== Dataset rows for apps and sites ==
────────────────
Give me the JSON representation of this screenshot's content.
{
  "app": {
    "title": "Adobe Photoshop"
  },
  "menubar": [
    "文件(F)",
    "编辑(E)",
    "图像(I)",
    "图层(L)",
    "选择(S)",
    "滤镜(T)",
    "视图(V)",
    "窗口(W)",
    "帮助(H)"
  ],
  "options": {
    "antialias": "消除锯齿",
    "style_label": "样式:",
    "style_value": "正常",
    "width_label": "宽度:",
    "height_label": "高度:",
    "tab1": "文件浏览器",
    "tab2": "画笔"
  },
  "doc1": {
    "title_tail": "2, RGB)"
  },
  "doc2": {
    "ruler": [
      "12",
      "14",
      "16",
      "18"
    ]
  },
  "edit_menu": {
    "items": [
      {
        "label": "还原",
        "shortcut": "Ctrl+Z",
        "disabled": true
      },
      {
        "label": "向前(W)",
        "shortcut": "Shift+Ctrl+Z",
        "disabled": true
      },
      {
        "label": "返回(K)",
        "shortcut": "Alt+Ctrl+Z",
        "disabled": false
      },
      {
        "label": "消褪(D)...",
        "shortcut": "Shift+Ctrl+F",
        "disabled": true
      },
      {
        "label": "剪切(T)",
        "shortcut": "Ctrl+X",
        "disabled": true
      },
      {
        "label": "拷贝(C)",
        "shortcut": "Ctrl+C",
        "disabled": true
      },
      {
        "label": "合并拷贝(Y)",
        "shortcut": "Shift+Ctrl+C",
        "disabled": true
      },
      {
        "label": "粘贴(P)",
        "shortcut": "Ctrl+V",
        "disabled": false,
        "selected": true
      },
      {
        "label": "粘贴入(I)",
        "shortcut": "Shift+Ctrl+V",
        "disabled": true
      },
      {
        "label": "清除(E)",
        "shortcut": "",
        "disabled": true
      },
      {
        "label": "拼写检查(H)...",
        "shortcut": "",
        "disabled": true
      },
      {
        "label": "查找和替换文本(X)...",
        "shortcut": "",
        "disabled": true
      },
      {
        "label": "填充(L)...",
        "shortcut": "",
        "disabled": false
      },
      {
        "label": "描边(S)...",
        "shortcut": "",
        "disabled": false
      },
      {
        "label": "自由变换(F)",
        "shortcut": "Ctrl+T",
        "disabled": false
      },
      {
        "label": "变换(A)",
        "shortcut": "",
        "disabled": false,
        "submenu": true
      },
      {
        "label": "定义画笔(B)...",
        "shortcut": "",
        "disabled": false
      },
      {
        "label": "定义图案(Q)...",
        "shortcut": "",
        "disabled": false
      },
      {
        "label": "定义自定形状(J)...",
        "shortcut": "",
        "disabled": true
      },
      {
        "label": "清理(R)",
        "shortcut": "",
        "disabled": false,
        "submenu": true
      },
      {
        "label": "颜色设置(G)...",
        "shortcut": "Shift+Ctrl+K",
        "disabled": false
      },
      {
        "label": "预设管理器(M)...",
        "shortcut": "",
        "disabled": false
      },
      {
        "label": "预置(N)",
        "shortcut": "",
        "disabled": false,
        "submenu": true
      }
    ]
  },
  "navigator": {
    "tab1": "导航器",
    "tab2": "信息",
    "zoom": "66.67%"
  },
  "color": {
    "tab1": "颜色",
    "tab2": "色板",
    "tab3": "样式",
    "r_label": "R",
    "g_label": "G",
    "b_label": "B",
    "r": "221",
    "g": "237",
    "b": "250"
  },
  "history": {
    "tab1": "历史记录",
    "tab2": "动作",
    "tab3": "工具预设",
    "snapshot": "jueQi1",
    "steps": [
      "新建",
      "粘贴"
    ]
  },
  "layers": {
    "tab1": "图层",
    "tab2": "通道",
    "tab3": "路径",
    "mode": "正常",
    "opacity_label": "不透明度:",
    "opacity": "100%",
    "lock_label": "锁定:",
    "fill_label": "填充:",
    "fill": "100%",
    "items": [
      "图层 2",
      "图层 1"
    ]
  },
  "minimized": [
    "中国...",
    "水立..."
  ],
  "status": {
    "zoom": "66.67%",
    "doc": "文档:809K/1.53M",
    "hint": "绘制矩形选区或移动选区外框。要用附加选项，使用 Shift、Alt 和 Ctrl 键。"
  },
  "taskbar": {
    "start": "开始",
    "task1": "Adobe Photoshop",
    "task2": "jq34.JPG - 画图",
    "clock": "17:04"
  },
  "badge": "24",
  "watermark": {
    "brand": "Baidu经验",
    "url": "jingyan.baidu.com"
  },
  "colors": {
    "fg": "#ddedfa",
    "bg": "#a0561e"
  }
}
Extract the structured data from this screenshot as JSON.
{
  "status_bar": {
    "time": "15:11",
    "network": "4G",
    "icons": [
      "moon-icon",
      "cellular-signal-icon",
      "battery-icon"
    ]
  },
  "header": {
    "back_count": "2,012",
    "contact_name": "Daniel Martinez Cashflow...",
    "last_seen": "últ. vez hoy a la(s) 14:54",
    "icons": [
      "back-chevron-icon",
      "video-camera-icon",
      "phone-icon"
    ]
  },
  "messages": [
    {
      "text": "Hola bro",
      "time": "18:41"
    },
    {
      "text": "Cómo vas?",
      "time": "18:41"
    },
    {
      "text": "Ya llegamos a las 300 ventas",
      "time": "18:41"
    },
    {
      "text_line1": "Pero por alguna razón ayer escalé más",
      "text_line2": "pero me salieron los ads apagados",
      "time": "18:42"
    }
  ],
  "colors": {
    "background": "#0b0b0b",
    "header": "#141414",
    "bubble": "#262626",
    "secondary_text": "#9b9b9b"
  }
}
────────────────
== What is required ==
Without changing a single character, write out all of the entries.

== Output for this task ==
Give me the JSON representation of this screenshot's content.
{
  "app": {
    "title": "Adobe Photoshop"
  },
  "menubar": [
    "文件(F)",
    "编辑(E)",
    "图像(I)",
    "图层(L)",
    "选择(S)",
    "滤镜(T)",
    "视图(V)",
    "窗口(W)",
    "帮助(H)"
  ],
  "options": {
    "antialias": "消除锯齿",
    "style_label": "样式:",
    "style_value": "正常",
    "width_label": "宽度:",
    "height_label": "高度:",
    "tab1": "文件浏览器",
    "tab2": "画笔"
  },
  "doc1": {
    "title_tail": "2, RGB)"
  },
  "doc2": {
    "ruler": [
      "12",
      "14",
      "16",
      "18"
    ]
  },
  "edit_menu": {
    "items": [
      {
        "label": "还原",
        "shortcut": "Ctrl+Z",
        "disabled": true
      },
      {
        "label": "向前(W)",
        "shortcut": "Shift+Ctrl+Z",
        "disabled": true
      },
      {
        "label": "返回(K)",
        "shortcut": "Alt+Ctrl+Z",
        "disabled": false
      },
      {
        "label": "消褪(D)...",
        "shortcut": "Shift+Ctrl+F",
        "disabled": true
      },
      {
        "label": "剪切(T)",
        "shortcut": "Ctrl+X",
        "disabled": true
      },
      {
        "label": "拷贝(C)",
        "shortcut": "Ctrl+C",
        "disabled": true
      },
      {
        "label": "合并拷贝(Y)",
        "shortcut": "Shift+Ctrl+C",
        "disabled": true
      },
      {
        "label": "粘贴(P)",
        "shortcut": "Ctrl+V",
        "disabled": false,
        "selected": true
      },
      {
        "label": "粘贴入(I)",
        "shortcut": "Shift+Ctrl+V",
        "disabled": true
      },
      {
        "label": "清除(E)",
        "shortcut": "",
        "disabled": true
      },
      {
        "label": "拼写检查(H)...",
        "shortcut": "",
        "disabled": true
      },
      {
        "label": "查找和替换文本(X)...",
        "shortcut": "",
        "disabled": true
      },
      {
        "label": "填充(L)...",
        "shortcut": "",
        "disabled": false
      },
      {
        "label": "描边(S)...",
        "shortcut": "",
        "disabled": false
      },
      {
        "label": "自由变换(F)",
        "shortcut": "Ctrl+T",
        "disabled": false
      },
      {
        "label": "变换(A)",
        "shortcut": "",
        "disabled": false,
        "submenu": true
      },
      {
        "label": "定义画笔(B)...",
        "shortcut": "",
        "disabled": false
      },
      {
        "label": "定义图案(Q)...",
        "shortcut": "",
        "disabled": false
      },
      {
        "label": "定义自定形状(J)...",
        "shortcut": "",
        "disabled": true
      },
      {
        "label": "清理(R)",
        "shortcut": "",
        "disabled": false,
        "submenu": true
      },
      {
        "label": "颜色设置(G)...",
        "shortcut": "Shift+Ctrl+K",
        "disabled": false
      },
      {
        "label": "预设管理器(M)...",
        "shortcut": "",
        "disabled": false
      },
      {
        "label": "预置(N)",
        "shortcut": "",
        "disabled": false,
        "submenu": true
      }
    ]
  },
  "navigator": {
    "tab1": "导航器",
    "tab2": "信息",
    "zoom": "66.67%"
  },
  "color": {
    "tab1": "颜色",
    "tab2": "色板",
    "tab3": "样式",
    "r_label": "R",
    "g_label": "G",
    "b_label": "B",
    "r": "221",
    "g": "237",
    "b": "250"
  },
  "history": {
    "tab1": "历史记录",
    "tab2": "动作",
    "tab3": "工具预设",
    "snapshot": "jueQi1",
    "steps": [
      "新建",
      "粘贴"
    ]
  },
  "layers": {
    "tab1": "图层",
    "tab2": "通道",
    "tab3": "路径",
    "mode": "正常",
    "opacity_label": "不透明度:",
    "opacity": "100%",
    "lock_label": "锁定:",
    "fill_label": "填充:",
    "fill": "100%",
    "items": [
      "图层 2",
      "图层 1"
    ]
  },
  "minimized": [
    "中国...",
    "水立..."
  ],
  "status": {
    "zoom": "66.67%",
    "doc": "文档:809K/1.53M",
    "hint": "绘制矩形选区或移动选区外框。要用附加选项，使用 Shift、Alt 和 Ctrl 键。"
  },
  "taskbar": {
    "start": "开始",
    "task1": "Adobe Photoshop",
    "task2": "jq34.JPG - 画图",
    "clock": "17:04"
  },
  "badge": "24",
  "watermark": {
    "brand": "Baidu经验",
    "url": "jingyan.baidu.com"
  },
  "colors": {
    "fg": "#ddedfa",
    "bg": "#a0561e"
  }
}
Extract the structured data from this screenshot as JSON.
{
  "status_bar": {
    "time": "15:11",
    "network": "4G",
    "icons": [
      "moon-icon",
      "cellular-signal-icon",
      "battery-icon"
    ]
  },
  "header": {
    "back_count": "2,012",
    "contact_name": "Daniel Martinez Cashflow...",
    "last_seen": "últ. vez hoy a la(s) 14:54",
    "icons": [
      "back-chevron-icon",
      "video-camera-icon",
      "phone-icon"
    ]
  },
  "messages": [
    {
      "text": "Hola bro",
      "time": "18:41"
    },
    {
      "text": "Cómo vas?",
      "time": "18:41"
    },
    {
      "text": "Ya llegamos a las 300 ventas",
      "time": "18:41"
    },
    {
      "text_line1": "Pero por alguna razón ayer escalé más",
      "text_line2": "pero me salieron los ads apagados",
      "time": "18:42"
    }
  ],
  "colors": {
    "background": "#0b0b0b",
    "header": "#141414",
    "bubble": "#262626",
    "secondary_text": "#9b9b9b"
  }
}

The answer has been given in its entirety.